Data about app and page elements:
————

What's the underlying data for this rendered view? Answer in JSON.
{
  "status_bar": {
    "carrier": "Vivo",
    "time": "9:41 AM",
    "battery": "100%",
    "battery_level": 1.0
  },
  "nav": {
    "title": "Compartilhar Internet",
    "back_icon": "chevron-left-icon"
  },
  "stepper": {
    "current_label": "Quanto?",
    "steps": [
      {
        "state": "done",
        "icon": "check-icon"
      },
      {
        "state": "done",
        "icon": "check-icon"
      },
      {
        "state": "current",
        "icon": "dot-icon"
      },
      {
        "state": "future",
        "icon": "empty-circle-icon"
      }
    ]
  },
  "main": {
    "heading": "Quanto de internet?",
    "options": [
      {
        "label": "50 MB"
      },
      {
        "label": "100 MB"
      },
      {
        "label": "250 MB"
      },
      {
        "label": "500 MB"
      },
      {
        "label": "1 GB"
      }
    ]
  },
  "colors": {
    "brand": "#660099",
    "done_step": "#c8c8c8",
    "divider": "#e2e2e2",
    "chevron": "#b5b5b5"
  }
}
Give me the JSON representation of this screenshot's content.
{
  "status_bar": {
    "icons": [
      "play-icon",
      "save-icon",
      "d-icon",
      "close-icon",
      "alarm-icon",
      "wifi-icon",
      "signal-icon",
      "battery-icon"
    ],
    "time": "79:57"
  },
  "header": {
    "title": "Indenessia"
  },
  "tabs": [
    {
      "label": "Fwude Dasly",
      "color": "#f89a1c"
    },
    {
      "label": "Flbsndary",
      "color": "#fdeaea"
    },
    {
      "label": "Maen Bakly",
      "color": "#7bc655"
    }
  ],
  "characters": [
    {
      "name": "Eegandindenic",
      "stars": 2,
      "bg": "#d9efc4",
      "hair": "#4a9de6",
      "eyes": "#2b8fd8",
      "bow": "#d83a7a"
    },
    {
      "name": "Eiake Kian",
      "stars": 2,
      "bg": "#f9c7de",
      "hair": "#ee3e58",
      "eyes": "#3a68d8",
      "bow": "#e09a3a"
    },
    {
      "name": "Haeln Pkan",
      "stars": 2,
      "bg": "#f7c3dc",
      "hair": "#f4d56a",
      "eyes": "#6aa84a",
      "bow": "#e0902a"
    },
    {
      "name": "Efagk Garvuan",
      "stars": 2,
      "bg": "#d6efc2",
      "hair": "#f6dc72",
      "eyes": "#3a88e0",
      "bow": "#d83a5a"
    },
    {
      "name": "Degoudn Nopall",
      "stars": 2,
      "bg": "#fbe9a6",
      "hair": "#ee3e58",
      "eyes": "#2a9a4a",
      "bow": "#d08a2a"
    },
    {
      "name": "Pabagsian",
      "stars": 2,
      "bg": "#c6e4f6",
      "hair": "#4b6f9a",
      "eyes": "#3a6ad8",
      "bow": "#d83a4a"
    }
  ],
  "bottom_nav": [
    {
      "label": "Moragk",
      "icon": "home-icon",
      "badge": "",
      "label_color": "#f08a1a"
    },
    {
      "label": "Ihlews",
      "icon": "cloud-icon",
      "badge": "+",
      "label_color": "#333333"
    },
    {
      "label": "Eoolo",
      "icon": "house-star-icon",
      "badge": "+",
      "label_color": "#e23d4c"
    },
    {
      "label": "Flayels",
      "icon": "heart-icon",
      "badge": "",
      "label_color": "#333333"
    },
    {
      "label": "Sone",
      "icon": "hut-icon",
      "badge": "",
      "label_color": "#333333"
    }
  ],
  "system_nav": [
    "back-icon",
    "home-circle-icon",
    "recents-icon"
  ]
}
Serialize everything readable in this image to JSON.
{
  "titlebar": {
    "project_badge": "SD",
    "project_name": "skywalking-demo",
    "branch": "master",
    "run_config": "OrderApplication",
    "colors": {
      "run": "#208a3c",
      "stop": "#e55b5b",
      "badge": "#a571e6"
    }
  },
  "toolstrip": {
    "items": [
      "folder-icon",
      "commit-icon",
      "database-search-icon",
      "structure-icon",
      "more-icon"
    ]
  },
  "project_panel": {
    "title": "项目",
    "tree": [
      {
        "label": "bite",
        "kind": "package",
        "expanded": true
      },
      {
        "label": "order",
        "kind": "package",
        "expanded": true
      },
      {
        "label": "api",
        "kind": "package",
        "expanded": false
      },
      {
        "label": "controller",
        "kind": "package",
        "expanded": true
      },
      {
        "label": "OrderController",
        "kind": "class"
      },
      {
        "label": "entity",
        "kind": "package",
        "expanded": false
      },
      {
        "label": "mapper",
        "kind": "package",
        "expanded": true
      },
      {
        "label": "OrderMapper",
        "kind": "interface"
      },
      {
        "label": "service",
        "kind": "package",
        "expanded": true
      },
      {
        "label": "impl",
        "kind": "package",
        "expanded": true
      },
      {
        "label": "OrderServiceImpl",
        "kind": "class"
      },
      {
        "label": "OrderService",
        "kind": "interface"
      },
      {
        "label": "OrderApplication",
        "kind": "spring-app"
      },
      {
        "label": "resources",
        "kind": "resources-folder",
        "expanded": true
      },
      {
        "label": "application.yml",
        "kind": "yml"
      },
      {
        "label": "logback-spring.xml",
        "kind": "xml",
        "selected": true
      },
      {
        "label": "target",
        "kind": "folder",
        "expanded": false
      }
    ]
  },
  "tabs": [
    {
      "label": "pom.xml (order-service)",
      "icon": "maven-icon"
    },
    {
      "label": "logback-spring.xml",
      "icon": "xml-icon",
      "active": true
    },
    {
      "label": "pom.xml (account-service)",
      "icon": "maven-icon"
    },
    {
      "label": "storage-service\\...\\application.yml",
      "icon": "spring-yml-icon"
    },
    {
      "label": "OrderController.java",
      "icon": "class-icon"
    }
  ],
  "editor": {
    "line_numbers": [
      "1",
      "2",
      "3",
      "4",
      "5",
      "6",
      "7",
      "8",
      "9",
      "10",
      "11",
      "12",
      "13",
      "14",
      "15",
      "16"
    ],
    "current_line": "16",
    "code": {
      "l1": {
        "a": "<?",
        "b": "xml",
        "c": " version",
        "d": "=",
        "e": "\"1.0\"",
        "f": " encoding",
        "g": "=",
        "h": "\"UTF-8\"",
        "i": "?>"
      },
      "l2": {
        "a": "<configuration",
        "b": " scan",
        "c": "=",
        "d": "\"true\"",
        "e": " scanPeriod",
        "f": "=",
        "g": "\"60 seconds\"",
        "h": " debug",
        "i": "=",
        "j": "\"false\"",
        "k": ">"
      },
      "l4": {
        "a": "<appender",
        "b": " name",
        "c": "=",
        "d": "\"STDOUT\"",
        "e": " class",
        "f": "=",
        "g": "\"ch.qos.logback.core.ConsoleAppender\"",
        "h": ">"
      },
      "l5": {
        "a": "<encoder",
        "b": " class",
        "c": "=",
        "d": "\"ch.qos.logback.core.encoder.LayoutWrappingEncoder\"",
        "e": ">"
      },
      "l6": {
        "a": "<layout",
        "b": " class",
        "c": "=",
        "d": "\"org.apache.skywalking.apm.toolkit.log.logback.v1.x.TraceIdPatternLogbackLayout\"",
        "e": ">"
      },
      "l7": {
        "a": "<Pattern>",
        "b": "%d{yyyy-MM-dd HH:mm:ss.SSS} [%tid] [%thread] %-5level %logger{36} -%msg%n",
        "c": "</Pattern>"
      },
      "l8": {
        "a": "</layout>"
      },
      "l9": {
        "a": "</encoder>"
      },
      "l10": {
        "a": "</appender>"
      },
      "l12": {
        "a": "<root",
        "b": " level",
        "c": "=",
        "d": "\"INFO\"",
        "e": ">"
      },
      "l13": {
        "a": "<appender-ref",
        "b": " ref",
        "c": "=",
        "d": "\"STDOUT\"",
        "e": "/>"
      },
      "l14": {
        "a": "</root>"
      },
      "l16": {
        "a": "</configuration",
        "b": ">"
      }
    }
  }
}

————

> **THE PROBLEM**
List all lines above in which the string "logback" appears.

> **ANSWER SPACE**
        "label": "logback-spring.xml",
      "label": "logback-spring.xml",
        "g": "\"ch.qos.logback.core.ConsoleAppender\"",
        "d": "\"ch.qos.logback.core.encoder.LayoutWrappingEncoder\"",
        "d": "\"org.apache.skywalking.apm.toolkit.log.logback.v1.x.TraceIdPatternLogbackLayout\"",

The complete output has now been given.